As we came closer to the coast, birds skimmed and whirled. The coastline is always changing here. Sediment and sand constantly form new low islands and sandbanks. Finally, we came to where this branch of the river flows out to the sea. A monument has been erected on the beach and become slightly lopsided. It is black, made of steel and says “Okm.” It means “kilometer zero.” It is supposed to refer to the end of the river, but might as well refer to the end, or the beginning, of Ukraine.
One of the most complex geopolitical issues in recent years is the situation in Ukraine. Europe’s second-largest country is one torn between progress, and the prospect of EU membership, and being mired in the historic difficulties of its past. No stranger to conflict, the most recent has been war between pro-Ukrainian nationalists and pro-Russian rebels in the wake of the Maidan revolution in 2014. Russian president Vladimir Putin’s annexation of the historically disputed Crimea region also muddied the waters in terms of national identity and Ukraine’s position in Europe.
Getting solid information about what was happening on the ground in the country at the height of the revolution and what the sentiment was in the starkly divided eastern and western halves was no simple task. Misinformation has been rife, and overall the country is one frequently hurt further by being misunderstood.
I thought… that between journalism and academic books there was not much which explained Ukraine, that made it a vibrant place full of people who have something to say and to tell us.
These points, and the idea of shedding light on more of the current situation and contentions, led Economist journalist Tim Judah to travel through Ukraine’s regions, from west to east, creating a work of reportage seeking middle ground between academic analysis of the country’s sociopolitical background and a personal, journalistic account giving voice to the people living through a tumultuous time.
He provides a thorough history lesson giving context to Ukraine’s current status, both geopolitically and socially. And most illuminating, from my reading, he includes his own helpful commentary alongside the stories and perceptions of his interviewees – not only political or powerful figures but ordinary citizens, who give perspective on their ways of thinking. It also allows some telling insight into the better known events and players in this conflict, like Putin, with his widely varying perception between factions in Ukraine: hero or villain, depending on who you ask.
According to Radek Sikorski, the foreign minister of Poland in the government of Donald Tusk… Putin suggested to Tusk in 2008 that they partition Ukraine. “He went on to say Ukraine is an artificial country and that Lwów is a Polish city and why don’t we just sort it out together.” At the time it might have seemed like a lurid joke, but now the question arises as to whether Putin was testing the water to see what the Poles might say. “We made it very, very clear to them—we wanted nothing to do with this,” said Sikorski. When this interview was published in 2014, a Kremlin spokesman claimed it was “a fairy tale.”
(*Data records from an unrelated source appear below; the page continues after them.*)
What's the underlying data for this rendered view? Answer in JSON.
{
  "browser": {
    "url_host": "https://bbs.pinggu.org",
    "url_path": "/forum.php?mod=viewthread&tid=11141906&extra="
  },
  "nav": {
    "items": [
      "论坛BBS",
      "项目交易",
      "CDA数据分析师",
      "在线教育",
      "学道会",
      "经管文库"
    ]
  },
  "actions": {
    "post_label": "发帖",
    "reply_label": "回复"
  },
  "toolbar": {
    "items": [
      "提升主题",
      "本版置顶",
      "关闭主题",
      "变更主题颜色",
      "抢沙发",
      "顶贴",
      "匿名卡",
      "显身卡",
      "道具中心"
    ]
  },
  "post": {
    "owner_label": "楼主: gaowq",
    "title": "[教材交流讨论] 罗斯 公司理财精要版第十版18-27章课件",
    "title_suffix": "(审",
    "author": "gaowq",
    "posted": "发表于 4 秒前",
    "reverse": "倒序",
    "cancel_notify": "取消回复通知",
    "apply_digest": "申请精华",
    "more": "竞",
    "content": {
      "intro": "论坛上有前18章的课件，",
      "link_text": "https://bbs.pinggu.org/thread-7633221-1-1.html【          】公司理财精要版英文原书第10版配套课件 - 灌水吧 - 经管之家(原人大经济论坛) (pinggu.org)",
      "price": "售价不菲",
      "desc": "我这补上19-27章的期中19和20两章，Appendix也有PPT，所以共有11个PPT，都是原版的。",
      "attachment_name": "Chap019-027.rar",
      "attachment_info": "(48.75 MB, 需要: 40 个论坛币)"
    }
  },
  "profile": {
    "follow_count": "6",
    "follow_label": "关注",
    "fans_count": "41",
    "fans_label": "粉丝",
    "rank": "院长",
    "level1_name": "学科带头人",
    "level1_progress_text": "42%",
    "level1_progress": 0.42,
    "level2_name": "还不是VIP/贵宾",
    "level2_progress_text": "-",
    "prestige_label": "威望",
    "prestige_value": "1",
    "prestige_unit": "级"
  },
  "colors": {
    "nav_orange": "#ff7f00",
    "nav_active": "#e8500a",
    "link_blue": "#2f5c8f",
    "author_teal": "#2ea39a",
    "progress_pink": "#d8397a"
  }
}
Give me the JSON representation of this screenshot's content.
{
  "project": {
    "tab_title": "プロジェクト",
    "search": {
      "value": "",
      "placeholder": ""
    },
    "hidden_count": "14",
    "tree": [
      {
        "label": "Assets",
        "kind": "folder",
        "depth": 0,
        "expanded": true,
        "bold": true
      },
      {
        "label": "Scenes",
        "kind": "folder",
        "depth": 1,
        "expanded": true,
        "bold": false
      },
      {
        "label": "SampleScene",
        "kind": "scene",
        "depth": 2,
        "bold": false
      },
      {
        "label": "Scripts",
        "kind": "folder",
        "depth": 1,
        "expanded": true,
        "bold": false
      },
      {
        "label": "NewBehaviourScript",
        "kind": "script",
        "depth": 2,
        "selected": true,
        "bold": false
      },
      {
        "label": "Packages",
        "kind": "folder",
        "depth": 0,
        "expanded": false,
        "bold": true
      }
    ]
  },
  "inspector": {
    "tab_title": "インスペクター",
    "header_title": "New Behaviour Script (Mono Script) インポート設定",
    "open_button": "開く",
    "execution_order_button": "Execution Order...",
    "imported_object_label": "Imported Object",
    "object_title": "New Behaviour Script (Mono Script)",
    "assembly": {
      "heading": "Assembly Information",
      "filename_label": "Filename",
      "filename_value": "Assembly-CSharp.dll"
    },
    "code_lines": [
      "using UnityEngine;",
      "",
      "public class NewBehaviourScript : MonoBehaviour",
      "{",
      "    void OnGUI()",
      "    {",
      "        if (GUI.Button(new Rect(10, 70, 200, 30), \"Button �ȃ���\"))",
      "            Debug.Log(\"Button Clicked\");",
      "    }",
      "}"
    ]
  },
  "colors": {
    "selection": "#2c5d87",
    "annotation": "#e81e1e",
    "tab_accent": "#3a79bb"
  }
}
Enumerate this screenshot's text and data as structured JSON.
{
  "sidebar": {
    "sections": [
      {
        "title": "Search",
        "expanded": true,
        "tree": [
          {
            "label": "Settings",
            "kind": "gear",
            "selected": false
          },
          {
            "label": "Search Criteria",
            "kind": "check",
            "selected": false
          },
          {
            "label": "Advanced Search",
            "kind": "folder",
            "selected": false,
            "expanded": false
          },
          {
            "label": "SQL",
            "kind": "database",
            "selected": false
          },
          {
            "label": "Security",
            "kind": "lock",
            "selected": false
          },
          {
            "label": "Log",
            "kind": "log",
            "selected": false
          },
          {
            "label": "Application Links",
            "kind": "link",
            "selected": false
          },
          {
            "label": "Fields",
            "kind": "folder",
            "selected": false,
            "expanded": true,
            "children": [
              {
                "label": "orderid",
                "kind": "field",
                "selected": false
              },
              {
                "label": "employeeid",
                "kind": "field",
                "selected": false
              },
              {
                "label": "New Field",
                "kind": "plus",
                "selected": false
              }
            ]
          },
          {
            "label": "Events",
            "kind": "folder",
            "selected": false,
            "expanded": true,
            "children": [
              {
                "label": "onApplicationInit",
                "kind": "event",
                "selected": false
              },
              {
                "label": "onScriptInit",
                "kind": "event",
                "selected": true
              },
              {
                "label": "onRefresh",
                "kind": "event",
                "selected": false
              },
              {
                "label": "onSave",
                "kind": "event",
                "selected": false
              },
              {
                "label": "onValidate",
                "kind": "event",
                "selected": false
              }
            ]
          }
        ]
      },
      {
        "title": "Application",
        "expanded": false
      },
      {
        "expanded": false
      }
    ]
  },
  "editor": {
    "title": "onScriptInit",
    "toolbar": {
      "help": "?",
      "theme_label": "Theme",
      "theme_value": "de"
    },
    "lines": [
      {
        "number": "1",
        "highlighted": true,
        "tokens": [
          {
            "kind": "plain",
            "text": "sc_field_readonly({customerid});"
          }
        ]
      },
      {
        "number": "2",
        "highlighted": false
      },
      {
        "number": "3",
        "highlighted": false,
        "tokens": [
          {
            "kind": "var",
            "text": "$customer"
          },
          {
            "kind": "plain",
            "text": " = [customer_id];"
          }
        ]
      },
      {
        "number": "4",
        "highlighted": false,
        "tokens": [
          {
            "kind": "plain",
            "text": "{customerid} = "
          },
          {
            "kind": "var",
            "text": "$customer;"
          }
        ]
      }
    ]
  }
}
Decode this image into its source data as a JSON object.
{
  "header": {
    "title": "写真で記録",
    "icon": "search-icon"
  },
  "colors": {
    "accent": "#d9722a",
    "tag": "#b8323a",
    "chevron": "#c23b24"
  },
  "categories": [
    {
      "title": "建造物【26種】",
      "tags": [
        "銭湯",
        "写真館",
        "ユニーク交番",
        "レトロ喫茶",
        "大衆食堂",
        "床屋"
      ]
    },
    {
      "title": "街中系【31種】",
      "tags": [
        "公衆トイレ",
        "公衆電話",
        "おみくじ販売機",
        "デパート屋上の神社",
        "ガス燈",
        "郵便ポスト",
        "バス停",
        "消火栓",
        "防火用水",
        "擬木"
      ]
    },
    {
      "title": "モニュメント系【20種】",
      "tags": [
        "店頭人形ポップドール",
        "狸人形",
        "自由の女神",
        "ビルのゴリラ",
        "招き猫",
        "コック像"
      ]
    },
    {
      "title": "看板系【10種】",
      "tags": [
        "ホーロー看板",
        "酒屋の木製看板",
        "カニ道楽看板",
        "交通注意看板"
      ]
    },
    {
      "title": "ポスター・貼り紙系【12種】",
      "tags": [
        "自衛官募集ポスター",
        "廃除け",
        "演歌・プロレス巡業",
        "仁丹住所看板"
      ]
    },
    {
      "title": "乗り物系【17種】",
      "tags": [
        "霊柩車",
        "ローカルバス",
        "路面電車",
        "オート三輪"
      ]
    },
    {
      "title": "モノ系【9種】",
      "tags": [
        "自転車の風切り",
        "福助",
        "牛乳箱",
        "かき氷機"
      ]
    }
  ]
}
What emerges most strongly is the concept that Ukraine has a split sense of identity from west to east. Across this dividing line, the belief sets are so inherently different it beggars belief. Both not only envision different courses (and allegiances) for the country going forward, but they interpret the same shared history wildly differently. This was so eye opening.
When Judah lets his subjects speak in their environments, telling unique, deeply personal stories of their positions and feelings within country, town, or specific community, the book is at its strongest. There’s an almost Svetlana Alexievich-feel to this kind of raw, unfiltered storytelling. But in chapters detailing the country’s history I was less invested, and unfortunately for lack of a better word, bored. Statistics, percentages, population shifts – this information is presented contextually but so straightforwardly that it’s hard to absorb in any meaningful way.
Although I enjoyed the travel aspect, and Judah’s journalistic writing about observations both spoken and sensory and what it all meant was absorbing and well done, I didn’t like the drier way the history and politics were written. The structure and scope make it seem this should be accessible to non-scholarly readers, yet the tone and wealth of data, names, dates, political minutiae and the like made it feel too dense.
It’s an important book however. Ukraine and its seemingly regional conflicts aren’t well understood in the west but have bigger global implications, and Judah’s undertaking to clarify these is admirable. He gives a glimpse both academic and intimate into a country that’s still oft-overlooked despite its troubling recent disputes. Photographs throughout are an expressive bonus. 3/5
Like so many others, all she wanted for Ukraine was for it to be a normal European country, not one that continued to linger, as it had done since independence in 1991, in the gray zone between Russia and the rest of Europe, all the while crushed by a culture of economic and political corruption that left poor a country which should be rich.
In Wartime: Stories from Ukraine
by Tim Judah